*AVAILABLE RECORDS*.
%%

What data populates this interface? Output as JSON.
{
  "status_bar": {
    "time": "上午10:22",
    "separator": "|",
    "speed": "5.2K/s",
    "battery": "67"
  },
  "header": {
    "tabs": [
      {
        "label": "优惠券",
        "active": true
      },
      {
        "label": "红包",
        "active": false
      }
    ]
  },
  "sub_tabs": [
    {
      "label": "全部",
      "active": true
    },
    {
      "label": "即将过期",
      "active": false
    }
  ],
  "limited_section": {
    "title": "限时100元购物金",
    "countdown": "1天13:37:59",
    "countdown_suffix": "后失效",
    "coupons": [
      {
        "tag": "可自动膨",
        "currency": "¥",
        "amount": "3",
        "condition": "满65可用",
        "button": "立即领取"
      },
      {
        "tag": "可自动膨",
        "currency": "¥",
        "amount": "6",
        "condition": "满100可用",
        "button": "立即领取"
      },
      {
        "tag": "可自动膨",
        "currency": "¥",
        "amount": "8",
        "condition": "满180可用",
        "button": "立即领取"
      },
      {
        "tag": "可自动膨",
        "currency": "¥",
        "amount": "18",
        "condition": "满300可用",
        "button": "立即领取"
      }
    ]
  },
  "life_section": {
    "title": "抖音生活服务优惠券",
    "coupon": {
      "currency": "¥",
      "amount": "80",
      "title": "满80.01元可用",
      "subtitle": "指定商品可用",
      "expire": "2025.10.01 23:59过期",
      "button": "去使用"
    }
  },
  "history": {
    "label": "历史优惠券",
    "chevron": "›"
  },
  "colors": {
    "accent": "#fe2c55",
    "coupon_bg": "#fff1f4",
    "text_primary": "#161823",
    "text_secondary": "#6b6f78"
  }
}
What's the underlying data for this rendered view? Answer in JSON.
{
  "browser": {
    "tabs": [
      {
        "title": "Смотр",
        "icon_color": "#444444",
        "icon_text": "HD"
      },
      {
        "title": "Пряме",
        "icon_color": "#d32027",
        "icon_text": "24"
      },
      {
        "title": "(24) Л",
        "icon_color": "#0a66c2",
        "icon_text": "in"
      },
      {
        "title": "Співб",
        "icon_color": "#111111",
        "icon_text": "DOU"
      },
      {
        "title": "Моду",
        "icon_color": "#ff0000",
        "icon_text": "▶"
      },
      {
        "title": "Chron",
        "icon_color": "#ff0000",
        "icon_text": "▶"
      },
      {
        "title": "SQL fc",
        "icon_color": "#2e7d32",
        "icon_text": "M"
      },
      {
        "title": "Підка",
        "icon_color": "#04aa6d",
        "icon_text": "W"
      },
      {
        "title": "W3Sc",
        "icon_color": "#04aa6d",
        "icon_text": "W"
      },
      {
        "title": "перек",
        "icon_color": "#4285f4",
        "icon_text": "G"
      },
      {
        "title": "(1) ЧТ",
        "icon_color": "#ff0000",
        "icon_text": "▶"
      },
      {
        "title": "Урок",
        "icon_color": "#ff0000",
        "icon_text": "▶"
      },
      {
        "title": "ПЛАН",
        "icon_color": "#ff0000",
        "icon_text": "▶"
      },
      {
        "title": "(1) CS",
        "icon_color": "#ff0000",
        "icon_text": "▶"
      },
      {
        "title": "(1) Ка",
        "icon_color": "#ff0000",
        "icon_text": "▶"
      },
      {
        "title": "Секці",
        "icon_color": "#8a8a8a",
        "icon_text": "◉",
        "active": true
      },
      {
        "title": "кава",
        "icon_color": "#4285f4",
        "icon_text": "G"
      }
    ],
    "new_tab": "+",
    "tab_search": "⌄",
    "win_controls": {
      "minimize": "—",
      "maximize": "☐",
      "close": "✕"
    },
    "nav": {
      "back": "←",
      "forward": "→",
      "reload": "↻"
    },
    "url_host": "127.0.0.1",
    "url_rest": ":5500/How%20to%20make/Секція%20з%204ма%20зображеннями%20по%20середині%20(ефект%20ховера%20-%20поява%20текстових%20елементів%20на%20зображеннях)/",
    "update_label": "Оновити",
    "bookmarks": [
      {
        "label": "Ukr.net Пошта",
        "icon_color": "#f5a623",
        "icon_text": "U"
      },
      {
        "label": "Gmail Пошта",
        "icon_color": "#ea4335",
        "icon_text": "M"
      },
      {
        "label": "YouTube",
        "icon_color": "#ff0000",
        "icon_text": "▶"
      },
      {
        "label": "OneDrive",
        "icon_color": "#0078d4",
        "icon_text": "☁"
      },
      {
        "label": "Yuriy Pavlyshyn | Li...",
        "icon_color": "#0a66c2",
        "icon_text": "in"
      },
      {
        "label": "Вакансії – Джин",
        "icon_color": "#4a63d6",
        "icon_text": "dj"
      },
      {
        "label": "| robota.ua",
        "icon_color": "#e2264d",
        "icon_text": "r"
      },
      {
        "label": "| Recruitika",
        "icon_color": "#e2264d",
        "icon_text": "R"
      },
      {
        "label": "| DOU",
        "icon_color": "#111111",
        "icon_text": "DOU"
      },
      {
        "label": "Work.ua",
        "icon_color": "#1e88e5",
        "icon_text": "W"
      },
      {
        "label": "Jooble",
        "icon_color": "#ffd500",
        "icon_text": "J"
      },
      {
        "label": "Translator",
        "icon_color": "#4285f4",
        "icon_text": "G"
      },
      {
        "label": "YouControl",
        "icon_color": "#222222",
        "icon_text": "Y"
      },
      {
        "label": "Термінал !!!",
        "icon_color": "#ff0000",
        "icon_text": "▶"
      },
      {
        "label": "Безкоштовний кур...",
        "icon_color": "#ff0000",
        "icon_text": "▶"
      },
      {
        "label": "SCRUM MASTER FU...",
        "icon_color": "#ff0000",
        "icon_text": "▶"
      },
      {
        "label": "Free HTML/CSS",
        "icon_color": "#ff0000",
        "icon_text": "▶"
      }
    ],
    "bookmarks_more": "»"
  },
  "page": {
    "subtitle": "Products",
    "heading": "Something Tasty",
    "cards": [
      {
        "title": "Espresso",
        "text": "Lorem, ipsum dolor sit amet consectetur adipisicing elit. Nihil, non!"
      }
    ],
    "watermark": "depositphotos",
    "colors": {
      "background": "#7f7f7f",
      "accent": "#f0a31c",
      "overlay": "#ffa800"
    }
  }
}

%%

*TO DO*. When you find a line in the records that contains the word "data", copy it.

*ANSWER TO THE PROBLEM*.
What data populates this interface? Output as JSON.
What's the underlying data for this rendered view? Answer in JSON.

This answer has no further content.